** Task details **
Go through the entries below, tally each line with the string "phone", and give the final number by itself.

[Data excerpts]
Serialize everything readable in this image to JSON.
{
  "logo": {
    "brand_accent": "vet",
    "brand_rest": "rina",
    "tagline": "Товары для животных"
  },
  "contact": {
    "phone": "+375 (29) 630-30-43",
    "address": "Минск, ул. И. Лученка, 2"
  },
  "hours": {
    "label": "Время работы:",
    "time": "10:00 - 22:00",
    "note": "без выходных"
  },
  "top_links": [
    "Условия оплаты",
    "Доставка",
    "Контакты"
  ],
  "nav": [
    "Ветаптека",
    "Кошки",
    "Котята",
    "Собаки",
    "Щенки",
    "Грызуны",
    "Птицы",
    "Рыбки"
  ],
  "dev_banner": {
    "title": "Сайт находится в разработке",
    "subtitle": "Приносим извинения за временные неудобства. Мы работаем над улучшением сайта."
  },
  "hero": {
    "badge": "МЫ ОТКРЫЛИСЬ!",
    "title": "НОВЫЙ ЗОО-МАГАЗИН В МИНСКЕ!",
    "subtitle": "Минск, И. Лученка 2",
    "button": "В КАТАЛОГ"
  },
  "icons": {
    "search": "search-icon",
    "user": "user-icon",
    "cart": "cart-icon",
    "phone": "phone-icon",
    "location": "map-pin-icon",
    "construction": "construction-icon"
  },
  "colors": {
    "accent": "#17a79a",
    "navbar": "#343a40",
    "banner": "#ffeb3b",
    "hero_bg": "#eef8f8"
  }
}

** Exercise output **
2